- _Exercise aim_:
Look over the material for the string "task". Copy every line where it turns up.

- _Information provided_:
* * * * * * * * *
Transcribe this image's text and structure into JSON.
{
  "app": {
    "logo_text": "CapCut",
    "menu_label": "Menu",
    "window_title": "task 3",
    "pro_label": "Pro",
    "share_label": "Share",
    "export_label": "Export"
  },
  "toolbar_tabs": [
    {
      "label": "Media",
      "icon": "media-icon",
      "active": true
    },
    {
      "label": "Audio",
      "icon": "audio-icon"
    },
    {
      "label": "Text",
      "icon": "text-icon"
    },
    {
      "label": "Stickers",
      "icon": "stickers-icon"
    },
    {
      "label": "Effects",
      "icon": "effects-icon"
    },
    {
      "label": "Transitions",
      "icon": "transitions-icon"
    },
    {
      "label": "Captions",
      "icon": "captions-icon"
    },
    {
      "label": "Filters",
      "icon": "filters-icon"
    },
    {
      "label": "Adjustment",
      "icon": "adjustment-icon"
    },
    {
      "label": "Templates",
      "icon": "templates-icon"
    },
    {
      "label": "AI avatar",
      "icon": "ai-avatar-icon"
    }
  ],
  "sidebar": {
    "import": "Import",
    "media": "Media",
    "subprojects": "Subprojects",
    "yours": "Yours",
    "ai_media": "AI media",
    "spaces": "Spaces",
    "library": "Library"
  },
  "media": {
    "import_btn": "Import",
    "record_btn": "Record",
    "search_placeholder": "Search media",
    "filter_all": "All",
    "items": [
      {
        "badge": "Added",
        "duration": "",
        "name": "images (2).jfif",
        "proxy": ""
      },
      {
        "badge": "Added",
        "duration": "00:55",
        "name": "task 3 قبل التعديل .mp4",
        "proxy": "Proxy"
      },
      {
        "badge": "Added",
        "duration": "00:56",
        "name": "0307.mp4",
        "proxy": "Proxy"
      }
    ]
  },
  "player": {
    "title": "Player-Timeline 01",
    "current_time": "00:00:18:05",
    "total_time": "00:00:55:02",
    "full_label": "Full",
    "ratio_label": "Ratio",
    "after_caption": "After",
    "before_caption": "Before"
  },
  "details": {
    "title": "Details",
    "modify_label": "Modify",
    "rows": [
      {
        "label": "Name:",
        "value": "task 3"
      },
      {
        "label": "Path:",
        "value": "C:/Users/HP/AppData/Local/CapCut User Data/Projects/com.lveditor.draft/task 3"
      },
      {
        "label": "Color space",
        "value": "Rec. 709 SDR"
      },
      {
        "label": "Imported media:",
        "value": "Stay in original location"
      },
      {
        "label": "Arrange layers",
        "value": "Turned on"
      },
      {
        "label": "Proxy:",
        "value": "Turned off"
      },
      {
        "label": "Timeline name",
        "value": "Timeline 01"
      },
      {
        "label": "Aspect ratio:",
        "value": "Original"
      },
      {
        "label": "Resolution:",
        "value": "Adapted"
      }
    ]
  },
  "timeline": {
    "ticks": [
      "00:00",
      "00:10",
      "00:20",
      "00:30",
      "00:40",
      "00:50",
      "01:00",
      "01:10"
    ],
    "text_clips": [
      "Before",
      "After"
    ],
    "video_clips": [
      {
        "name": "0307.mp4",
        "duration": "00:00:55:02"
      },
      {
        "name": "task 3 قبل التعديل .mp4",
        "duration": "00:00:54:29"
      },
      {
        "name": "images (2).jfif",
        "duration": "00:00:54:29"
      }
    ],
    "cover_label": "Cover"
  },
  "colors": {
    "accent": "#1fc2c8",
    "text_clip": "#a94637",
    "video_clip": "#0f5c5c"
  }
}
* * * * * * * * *
- _Answer section_:
    "window_title": "task 3",
        "name": "task 3 قبل التعديل .mp4",
        "value": "task 3"
        "value": "C:/Users/HP/AppData/Local/CapCut User Data/Projects/com.lveditor.draft/task 3"
        "name": "task 3 قبل التعديل .mp4",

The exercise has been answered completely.